(Provided entries)
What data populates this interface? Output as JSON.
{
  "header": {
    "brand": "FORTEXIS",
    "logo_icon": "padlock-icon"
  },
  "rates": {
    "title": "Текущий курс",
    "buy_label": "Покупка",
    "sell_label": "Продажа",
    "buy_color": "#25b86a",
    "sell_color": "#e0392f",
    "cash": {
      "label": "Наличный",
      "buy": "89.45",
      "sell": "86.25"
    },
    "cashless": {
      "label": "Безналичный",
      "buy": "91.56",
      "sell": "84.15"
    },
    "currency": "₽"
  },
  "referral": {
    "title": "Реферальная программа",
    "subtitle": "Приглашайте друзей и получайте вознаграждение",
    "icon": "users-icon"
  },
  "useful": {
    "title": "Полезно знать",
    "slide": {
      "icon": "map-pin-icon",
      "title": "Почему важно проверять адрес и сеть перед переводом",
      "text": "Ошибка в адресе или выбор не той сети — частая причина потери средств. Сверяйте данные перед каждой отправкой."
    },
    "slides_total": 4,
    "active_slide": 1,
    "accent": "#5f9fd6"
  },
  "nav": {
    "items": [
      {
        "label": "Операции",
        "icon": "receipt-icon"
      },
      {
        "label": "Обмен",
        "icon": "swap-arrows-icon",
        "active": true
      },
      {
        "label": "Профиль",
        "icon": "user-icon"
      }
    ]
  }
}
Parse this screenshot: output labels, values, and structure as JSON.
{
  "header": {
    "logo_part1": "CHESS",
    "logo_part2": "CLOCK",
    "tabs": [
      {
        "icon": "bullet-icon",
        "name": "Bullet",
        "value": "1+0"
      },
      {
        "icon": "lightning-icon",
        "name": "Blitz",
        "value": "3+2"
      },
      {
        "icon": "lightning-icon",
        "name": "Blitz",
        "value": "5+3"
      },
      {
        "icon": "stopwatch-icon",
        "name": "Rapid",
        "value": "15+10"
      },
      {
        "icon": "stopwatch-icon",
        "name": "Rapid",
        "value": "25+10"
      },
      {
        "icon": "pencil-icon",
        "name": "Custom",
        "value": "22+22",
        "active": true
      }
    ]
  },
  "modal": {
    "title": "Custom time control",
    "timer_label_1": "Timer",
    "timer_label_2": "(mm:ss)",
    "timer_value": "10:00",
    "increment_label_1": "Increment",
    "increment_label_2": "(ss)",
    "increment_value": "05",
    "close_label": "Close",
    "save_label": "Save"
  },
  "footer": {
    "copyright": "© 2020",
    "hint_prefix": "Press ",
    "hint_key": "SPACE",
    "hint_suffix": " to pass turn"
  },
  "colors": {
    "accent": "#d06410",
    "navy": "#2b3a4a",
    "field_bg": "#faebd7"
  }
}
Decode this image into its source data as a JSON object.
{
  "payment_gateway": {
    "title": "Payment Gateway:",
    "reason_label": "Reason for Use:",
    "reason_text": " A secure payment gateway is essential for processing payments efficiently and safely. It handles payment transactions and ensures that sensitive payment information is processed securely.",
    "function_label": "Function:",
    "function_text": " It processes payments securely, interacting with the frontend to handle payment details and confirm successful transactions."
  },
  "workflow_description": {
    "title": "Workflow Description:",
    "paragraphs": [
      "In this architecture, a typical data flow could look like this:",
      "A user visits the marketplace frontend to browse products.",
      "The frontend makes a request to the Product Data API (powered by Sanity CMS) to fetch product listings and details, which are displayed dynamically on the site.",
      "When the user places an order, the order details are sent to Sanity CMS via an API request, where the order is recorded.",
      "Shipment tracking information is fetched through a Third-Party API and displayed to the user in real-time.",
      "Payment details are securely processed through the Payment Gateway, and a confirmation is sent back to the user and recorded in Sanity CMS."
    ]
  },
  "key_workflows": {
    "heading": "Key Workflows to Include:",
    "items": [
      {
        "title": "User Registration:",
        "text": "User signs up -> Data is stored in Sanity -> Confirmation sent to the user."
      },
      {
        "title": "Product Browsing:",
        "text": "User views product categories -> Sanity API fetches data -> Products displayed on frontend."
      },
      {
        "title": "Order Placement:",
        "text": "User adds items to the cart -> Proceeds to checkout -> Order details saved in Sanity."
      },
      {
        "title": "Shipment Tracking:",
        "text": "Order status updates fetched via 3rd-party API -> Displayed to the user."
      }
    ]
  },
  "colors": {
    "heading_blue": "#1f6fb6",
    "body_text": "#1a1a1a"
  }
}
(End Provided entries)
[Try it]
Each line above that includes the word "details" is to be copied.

[Response box]
    "function_text": " It processes payments securely, interacting with the frontend to handle payment details and confirm successful transactions."
      "The frontend makes a request to the Product Data API (powered by Sanity CMS) to fetch product listings and details, which are displayed dynamically on the site.",
      "When the user places an order, the order details are sent to Sanity CMS via an API request, where the order is recorded.",
      "Payment details are securely processed through the Payment Gateway, and a confirmation is sent back to the user and recorded in Sanity CMS."
        "text": "User adds items to the cart -> Proceeds to checkout -> Order details saved in Sanity."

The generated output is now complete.